A Sideways Glare at Contemporary Society
It’s time to put on your big boots, folks. As the riots in Britain die down, everybody and his friend is busy telling us what really caused them. An awful lot of equine feces is being tossed about; you don’t want to step in any of it. Even as I write this, journalists and politicos are rounding up the usual suspects and sentencing them — without trial. Apparently, society was the big ring leader… again — and its lieutenants, poverty, unemployment and government cutbacks were also in on it. Young people were the innocent victims … again, pushed to the breaking point of violence by their disadvantages, the police and some guy in Earl’s Court with a steady job. It’s all quite simple. Community organizers and activists have been telling us for years we need to give these people more money or something like this was bound to happen. It’s kinda like paying Tony Soprano so his boys don’t come around after dark and burn down your store. Extortion is such a hard word, so let’s just call it investing in the future.

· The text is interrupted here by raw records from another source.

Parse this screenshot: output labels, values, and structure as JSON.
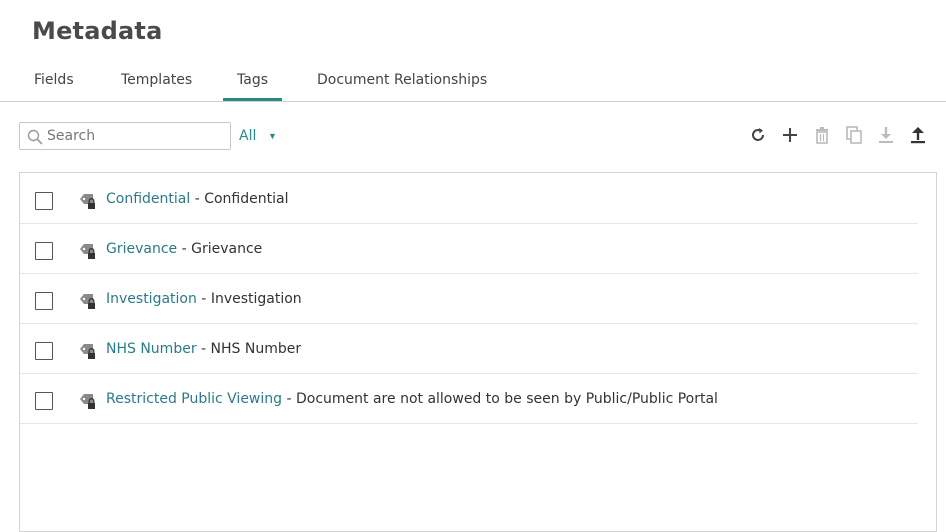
{
  "page": {
    "title": "Metadata"
  },
  "tabs": [
    {
      "label": "Fields",
      "active": false
    },
    {
      "label": "Templates",
      "active": false
    },
    {
      "label": "Tags",
      "active": true
    },
    {
      "label": "Document Relationships",
      "active": false
    }
  ],
  "search": {
    "placeholder": "Search",
    "value": ""
  },
  "filter": {
    "selected": "All",
    "caret": "▼"
  },
  "toolbar": {
    "icons": [
      "refresh-icon",
      "add-icon",
      "delete-icon",
      "copy-icon",
      "download-icon",
      "upload-icon"
    ]
  },
  "tags": [
    {
      "name": "Confidential",
      "separator": " - ",
      "description": "Confidential",
      "checked": false
    },
    {
      "name": "Grievance",
      "separator": " - ",
      "description": "Grievance",
      "checked": false
    },
    {
      "name": "Investigation",
      "separator": " - ",
      "description": "Investigation",
      "checked": false
    },
    {
      "name": "NHS Number",
      "separator": " - ",
      "description": "NHS Number",
      "checked": false
    },
    {
      "name": "Restricted Public Viewing",
      "separator": " - ",
      "description": "Document are not allowed to be seen by Public/Public Portal",
      "checked": false
    }
  ],
  "colors": {
    "accent": "#2a8a8a",
    "link": "#2b7a8a",
    "disabled": "#bbbbbb",
    "text": "#333333"
  }
}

For the last fifty years or so, society has been investing in the future under the quaint idea that disadvantaged people are somehow different from the rest of us. Contemporary mythology has it that poverty and unemployment are social ills caused by cold-blooded governments and the rank abuses of our money market society. Anybody unfortunate enough to get trapped by this double whammy suddenly becomes helpless and stupid. The popular assumption is that, without a battalion of social workers, organizers, services and institutions to direct their every move, the underprivileged have no hope of changing their circumstances. Faced with our uncaring 21st century, even the most stalwart Horatio Alger character quivers in his shoes, drops out of school and turns to a life of indolence and maybe even drugs. Society (that’s us, folks) is responsible for these unspecified crimes against the underprivileged and must, therefore, fork over great gobs of money — which for the last fifty years at least, has never been enough. So goes the prevailing wisdom of our time, perpetrated by a crowd of social commentators who wouldn’t know poverty if it bit them on the bum.

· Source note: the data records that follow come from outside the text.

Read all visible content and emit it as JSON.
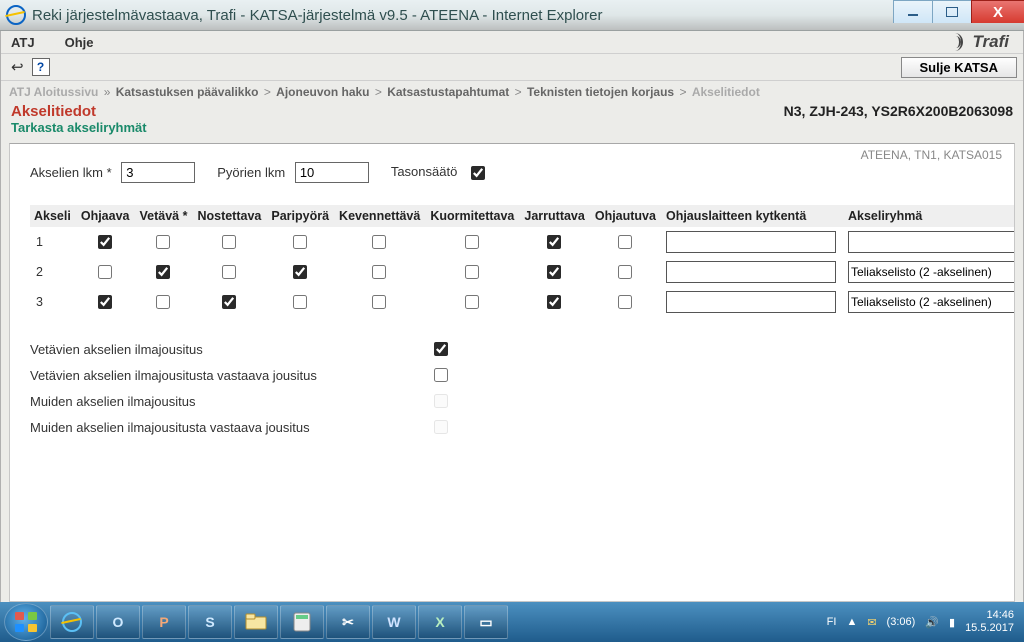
{
  "window": {
    "title": "Reki järjestelmävastaava, Trafi - KATSA-järjestelmä v9.5 - ATEENA - Internet Explorer"
  },
  "menu": {
    "item1": "ATJ",
    "item2": "Ohje",
    "brand": "Trafi"
  },
  "toolbar": {
    "close_label": "Sulje KATSA"
  },
  "breadcrumb": {
    "b0": "ATJ Aloitussivu",
    "b1": "Katsastuksen päävalikko",
    "b2": "Ajoneuvon haku",
    "b3": "Katsastustapahtumat",
    "b4": "Teknisten tietojen korjaus",
    "b5": "Akselitiedot"
  },
  "page": {
    "title": "Akselitiedot",
    "subtitle": "Tarkasta akseliryhmät",
    "vehicle": "N3, ZJH-243, YS2R6X200B2063098",
    "corner": "ATEENA, TN1, KATSA015"
  },
  "top": {
    "akselien_label": "Akselien lkm",
    "akselien_value": "3",
    "pyorien_label": "Pyörien lkm",
    "pyorien_value": "10",
    "tasonsaato_label": "Tasonsäätö",
    "tasonsaato_checked": true
  },
  "columns": {
    "c0": "Akseli",
    "c1": "Ohjaava",
    "c2": "Vetävä *",
    "c3": "Nostettava",
    "c4": "Paripyörä",
    "c5": "Kevennettävä",
    "c6": "Kuormitettava",
    "c7": "Jarruttava",
    "c8": "Ohjautuva",
    "c9": "Ohjauslaitteen kytkentä",
    "c10": "Akseliryhmä"
  },
  "rows": [
    {
      "n": "1",
      "ohjaava": true,
      "vetava": false,
      "nostettava": false,
      "paripyora": false,
      "kevennettava": false,
      "kuormitettava": false,
      "jarruttava": true,
      "ohjautuva": false,
      "ohjaus": "",
      "ryhma": ""
    },
    {
      "n": "2",
      "ohjaava": false,
      "vetava": true,
      "nostettava": false,
      "paripyora": true,
      "kevennettava": false,
      "kuormitettava": false,
      "jarruttava": true,
      "ohjautuva": false,
      "ohjaus": "",
      "ryhma": "Teliakselisto (2 -akselinen)"
    },
    {
      "n": "3",
      "ohjaava": true,
      "vetava": false,
      "nostettava": true,
      "paripyora": false,
      "kevennettava": false,
      "kuormitettava": false,
      "jarruttava": true,
      "ohjautuva": false,
      "ohjaus": "",
      "ryhma": "Teliakselisto (2 -akselinen)"
    }
  ],
  "susp": {
    "s1": {
      "label": "Vetävien akselien ilmajousitus",
      "checked": true,
      "enabled": true
    },
    "s2": {
      "label": "Vetävien akselien ilmajousitusta vastaava jousitus",
      "checked": false,
      "enabled": true
    },
    "s3": {
      "label": "Muiden akselien ilmajousitus",
      "checked": false,
      "enabled": false
    },
    "s4": {
      "label": "Muiden akselien ilmajousitusta vastaava jousitus",
      "checked": false,
      "enabled": false
    }
  },
  "taskbar": {
    "lang": "FI",
    "battery": "(3:06)",
    "time": "14:46",
    "date": "15.5.2017"
  }
}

Here’s the real deal. Poverty is relentless. No visiting newscast or YouTube sound byte can portray this. It never takes a holiday. It sleeps with you like an evil lover. It seeps into your soul. It feeds on your heart and sucks your energy until it consumes you. It’s 25/8 ugly, and the only relief is sex, drugs and rock and rock. I’m not talking about digging-in-a-dumpster poor – although I suppose the shoe fits. I’m talking about people who just don’t have enough money – the Have-nots. These are the people whose children flared out of control in a vomit of violence the other night that sickened even their neighbours. These are poor people (I don’t care what the current euphemism is) and they exploded in London and elsewhere because they’re poor and we’ve been telling them for fifty years they’re getting screwed.
The current crop of social engineers view the poor as if they’re from another planet. They theorize and chatter and then go back to their tidy tree-lined avenues and wonder what went wrong with “those people.” It’s never occurred to them that “those people” want some tree-lined avenues, too. Basically, the Have-nots want to be Haves. Having established that point, let’s quit lying to ourselves and others and face the fact that there’s only one combination in our world that leads to permanent “Have-dom.” It’s pride, education and hard work. There’s no government program, no social get-fixed-quick scheme and no secret formula. It’s that simple. It’s time to quit listening to the caring/sharing class and start applying some bold initiatives to our war on poverty.
There are too many programs to deal with, so let me just use the most notorious one, welfare, as an example. In its current form, welfare is an implement of permanent debilitation. Welfare benefits are usually at subsistence levels with no extra pennies available to even stock up on toilet paper when it goes on sale. For long-term welfare recipients, it’s impossible to get ahead. Then if they do manage to get a job — even a low-paying, part-time one — their benefits are cut.
This is exactly backwards. Those benefits should be increased. There should be a financial reward for pride and hard work, not a punishment. It should work the same way for education; not idiot education like medieval dance, but quality job training. Again, benefits should be increased to those willing to go to school – and graduate. And this should apply across the board; families should receive extra benefits when teenage children do not drop out of school and lose them if they do. There should be a definable series of financial rewards to anyone willing to help themselves. Rewarding enterprising people is the way our society functions, and it functions the same for everybody – even the underclass. Yeah, some people are going to scam the system, but the majority won’t – and, by the way, society is paying the money anyway.
Permanently warehousing people in dilapidated neighbours with nothing to look forward to but more of the same hasn’t worked. Crime, prostitution and drugs offer better financial rewards than poverty line welfare payments. And the sickening by-product is shame and frustration. The riots in London prove this. We need to turn our attention away from forking out money for nothing to offering serious financial benefits to those who want to change their way of life. If you’re not convinced, here’s one more thing to think about. Those minor drug dealers who inhabit every poor neighbourhood on the planet are, in reality, just laissez-faire capitalists. They understand how our world works. In fact, they understand it a lot better than that army of social workers we’ve hired who can’t seem to figure it out — because they’ve never had to go without.